"""

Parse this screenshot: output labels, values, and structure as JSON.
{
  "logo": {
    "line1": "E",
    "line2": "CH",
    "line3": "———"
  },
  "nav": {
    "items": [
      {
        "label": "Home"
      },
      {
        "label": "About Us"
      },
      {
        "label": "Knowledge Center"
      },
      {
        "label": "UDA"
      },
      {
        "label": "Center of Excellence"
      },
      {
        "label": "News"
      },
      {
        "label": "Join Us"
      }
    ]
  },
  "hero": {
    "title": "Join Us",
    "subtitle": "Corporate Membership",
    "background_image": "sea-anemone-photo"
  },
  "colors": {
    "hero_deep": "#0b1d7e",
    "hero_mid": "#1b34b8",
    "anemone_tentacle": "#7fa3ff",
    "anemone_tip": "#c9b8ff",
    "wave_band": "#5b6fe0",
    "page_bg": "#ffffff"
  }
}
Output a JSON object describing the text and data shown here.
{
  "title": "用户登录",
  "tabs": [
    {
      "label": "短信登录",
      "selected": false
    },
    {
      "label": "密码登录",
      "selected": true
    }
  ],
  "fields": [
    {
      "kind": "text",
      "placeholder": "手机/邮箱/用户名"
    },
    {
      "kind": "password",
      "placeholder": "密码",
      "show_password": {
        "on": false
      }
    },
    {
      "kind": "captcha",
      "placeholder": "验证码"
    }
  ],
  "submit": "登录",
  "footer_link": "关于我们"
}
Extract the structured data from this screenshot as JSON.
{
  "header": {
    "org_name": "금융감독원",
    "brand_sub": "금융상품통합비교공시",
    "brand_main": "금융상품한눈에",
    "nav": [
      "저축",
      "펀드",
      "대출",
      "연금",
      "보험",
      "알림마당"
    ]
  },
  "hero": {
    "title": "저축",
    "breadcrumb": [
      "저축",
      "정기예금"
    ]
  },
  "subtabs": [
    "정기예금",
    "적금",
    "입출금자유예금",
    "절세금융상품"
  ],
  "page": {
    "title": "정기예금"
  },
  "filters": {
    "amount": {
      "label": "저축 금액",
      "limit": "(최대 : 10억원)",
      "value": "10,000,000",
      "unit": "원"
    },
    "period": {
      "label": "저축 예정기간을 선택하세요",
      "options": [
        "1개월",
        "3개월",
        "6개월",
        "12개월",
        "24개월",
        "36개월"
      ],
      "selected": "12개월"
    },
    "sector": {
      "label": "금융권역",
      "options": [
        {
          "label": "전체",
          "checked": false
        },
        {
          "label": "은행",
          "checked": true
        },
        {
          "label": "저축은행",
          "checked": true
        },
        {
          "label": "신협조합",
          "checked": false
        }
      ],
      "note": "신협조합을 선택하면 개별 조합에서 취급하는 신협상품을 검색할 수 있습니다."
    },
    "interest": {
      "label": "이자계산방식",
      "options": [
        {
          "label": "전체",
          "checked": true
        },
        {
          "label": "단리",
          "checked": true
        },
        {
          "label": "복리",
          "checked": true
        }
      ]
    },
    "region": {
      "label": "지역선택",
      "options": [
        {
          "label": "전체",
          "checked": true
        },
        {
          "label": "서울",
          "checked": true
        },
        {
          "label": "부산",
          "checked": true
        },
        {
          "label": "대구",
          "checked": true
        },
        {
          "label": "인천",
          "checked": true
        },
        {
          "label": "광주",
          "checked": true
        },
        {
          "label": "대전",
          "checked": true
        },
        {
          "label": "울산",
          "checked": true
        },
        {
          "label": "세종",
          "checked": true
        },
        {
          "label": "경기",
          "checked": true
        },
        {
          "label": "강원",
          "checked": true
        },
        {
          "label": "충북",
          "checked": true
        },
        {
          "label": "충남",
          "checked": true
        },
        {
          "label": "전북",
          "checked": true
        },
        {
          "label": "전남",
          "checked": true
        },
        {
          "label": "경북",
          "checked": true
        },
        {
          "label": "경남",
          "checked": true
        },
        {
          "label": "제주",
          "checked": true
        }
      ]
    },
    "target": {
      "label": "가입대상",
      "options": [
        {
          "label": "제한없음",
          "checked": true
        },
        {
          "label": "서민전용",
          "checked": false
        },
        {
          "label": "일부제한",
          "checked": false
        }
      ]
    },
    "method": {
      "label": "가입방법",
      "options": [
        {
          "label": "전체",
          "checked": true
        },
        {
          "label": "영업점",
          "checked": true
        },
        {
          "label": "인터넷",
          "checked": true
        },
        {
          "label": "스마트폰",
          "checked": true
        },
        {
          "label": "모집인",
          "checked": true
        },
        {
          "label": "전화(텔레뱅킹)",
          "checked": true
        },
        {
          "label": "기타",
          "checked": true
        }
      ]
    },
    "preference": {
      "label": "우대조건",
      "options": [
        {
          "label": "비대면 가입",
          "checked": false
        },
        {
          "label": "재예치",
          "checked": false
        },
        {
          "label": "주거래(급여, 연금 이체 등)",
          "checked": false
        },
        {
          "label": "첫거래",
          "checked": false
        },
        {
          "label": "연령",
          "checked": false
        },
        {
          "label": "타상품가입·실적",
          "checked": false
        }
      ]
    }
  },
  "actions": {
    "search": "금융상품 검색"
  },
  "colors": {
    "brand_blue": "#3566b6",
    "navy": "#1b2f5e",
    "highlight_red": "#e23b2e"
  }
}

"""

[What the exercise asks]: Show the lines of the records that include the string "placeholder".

[Expected output]:
      "placeholder": "手机/邮箱/用户名"
      "placeholder": "密码",
      "placeholder": "验证码"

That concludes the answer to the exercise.